▼

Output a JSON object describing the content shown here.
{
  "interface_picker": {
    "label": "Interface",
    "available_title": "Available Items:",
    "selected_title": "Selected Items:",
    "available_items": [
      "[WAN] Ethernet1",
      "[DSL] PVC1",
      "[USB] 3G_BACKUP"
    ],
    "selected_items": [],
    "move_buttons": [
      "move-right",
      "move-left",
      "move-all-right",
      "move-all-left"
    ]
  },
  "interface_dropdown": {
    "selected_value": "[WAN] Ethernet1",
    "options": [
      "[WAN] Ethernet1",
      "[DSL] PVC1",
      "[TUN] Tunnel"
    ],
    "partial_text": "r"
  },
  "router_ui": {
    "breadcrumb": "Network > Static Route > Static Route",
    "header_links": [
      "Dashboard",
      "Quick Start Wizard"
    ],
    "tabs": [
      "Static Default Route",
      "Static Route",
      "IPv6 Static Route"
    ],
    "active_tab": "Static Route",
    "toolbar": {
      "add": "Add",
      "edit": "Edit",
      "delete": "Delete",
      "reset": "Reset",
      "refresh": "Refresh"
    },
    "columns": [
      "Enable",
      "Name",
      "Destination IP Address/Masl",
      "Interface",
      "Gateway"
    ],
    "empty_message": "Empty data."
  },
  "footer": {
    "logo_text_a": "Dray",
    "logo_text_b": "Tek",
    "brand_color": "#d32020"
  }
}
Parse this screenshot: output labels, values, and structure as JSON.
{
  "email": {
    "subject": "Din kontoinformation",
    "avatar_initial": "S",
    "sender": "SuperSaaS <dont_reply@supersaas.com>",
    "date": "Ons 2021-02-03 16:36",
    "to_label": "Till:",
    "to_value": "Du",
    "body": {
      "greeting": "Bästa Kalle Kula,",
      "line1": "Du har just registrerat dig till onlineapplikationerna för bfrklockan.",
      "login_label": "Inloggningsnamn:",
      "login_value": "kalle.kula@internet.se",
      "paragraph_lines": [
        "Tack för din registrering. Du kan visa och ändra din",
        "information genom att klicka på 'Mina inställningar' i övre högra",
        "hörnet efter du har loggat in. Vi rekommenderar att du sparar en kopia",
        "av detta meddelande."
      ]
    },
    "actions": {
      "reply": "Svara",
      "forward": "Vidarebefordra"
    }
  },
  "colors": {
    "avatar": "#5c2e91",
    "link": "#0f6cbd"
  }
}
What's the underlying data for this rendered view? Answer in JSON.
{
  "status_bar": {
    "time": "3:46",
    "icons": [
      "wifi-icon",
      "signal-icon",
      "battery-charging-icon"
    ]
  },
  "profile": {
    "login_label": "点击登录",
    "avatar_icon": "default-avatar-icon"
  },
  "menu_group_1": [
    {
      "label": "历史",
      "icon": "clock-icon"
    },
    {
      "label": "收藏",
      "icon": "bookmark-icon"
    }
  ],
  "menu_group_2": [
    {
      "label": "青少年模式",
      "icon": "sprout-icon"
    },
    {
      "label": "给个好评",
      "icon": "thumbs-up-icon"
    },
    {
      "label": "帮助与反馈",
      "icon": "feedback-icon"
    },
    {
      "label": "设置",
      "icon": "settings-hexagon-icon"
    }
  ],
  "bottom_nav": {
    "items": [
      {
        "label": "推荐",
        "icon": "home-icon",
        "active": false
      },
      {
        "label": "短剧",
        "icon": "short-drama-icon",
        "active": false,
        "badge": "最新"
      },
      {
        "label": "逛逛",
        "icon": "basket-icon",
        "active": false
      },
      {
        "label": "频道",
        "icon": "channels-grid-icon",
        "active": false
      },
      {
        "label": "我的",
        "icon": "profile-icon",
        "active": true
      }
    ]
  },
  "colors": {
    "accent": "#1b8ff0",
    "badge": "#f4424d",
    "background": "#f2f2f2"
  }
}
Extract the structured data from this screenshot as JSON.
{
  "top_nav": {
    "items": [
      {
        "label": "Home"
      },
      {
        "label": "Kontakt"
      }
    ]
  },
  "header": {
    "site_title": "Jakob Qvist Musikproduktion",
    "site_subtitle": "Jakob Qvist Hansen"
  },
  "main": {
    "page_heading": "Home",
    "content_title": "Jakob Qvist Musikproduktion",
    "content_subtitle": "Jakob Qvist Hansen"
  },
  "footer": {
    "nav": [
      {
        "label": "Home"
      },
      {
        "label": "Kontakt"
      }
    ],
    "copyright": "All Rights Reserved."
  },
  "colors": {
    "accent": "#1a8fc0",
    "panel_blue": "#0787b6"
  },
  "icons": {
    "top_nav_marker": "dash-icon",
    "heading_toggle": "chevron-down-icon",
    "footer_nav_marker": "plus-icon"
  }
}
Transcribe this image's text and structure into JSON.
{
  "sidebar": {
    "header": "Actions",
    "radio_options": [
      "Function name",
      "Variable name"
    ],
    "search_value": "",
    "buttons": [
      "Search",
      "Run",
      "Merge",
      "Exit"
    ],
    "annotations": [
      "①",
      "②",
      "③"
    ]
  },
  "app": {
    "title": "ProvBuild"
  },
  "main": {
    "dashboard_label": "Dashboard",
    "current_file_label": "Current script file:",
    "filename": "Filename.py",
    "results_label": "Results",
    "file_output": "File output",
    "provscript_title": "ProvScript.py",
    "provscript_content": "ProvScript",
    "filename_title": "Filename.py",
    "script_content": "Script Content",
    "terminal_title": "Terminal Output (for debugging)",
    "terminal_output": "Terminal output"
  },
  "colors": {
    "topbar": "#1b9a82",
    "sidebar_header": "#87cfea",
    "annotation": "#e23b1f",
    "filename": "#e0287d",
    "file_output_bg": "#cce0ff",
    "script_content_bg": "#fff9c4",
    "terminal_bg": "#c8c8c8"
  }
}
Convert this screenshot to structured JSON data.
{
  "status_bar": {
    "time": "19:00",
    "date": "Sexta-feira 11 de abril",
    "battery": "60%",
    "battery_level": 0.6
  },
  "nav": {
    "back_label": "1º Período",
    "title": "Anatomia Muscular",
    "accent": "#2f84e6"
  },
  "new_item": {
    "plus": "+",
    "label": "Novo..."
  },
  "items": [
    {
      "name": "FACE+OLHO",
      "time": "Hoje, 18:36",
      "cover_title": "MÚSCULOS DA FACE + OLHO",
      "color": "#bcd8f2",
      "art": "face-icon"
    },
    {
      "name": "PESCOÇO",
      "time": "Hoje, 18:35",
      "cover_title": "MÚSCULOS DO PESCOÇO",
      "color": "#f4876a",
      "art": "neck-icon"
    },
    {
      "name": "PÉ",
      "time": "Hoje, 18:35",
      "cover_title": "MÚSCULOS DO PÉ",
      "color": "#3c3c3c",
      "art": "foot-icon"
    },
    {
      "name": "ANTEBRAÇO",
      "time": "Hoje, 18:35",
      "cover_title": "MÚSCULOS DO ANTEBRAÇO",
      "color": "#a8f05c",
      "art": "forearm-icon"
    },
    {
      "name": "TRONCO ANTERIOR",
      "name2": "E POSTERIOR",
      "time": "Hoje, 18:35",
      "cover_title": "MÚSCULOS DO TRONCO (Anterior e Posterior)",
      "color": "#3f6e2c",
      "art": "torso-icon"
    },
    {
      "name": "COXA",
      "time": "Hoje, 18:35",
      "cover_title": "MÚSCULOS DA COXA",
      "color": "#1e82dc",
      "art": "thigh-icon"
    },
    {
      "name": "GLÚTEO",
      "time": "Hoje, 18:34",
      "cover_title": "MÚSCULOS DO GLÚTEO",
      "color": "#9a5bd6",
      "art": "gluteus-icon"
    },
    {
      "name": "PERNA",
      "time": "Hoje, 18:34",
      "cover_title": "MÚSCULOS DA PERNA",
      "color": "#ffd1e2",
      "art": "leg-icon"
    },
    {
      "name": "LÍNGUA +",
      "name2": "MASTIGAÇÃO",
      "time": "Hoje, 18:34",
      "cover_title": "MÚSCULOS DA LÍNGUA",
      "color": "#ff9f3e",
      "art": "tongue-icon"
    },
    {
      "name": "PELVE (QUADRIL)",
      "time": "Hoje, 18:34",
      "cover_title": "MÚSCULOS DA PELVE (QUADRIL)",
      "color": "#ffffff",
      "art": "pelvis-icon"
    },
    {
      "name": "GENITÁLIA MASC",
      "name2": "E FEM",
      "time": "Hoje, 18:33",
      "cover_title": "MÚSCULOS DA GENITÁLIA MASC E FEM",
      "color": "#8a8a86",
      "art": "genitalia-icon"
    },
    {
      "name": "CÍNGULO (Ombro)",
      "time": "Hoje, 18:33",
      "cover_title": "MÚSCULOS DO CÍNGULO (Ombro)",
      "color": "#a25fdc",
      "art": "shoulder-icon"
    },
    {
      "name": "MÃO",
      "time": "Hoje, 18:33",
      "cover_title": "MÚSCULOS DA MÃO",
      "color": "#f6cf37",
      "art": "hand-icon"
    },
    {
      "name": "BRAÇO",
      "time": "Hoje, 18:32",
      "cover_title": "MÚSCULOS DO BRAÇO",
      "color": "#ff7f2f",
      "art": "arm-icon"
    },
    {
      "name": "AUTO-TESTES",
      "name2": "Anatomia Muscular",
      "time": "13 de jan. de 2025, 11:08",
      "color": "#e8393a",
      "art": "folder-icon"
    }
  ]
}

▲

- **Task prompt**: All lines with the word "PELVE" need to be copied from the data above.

- **Task answer**:
      "name": "PELVE (QUADRIL)",
      "cover_title": "MÚSCULOS DA PELVE (QUADRIL)",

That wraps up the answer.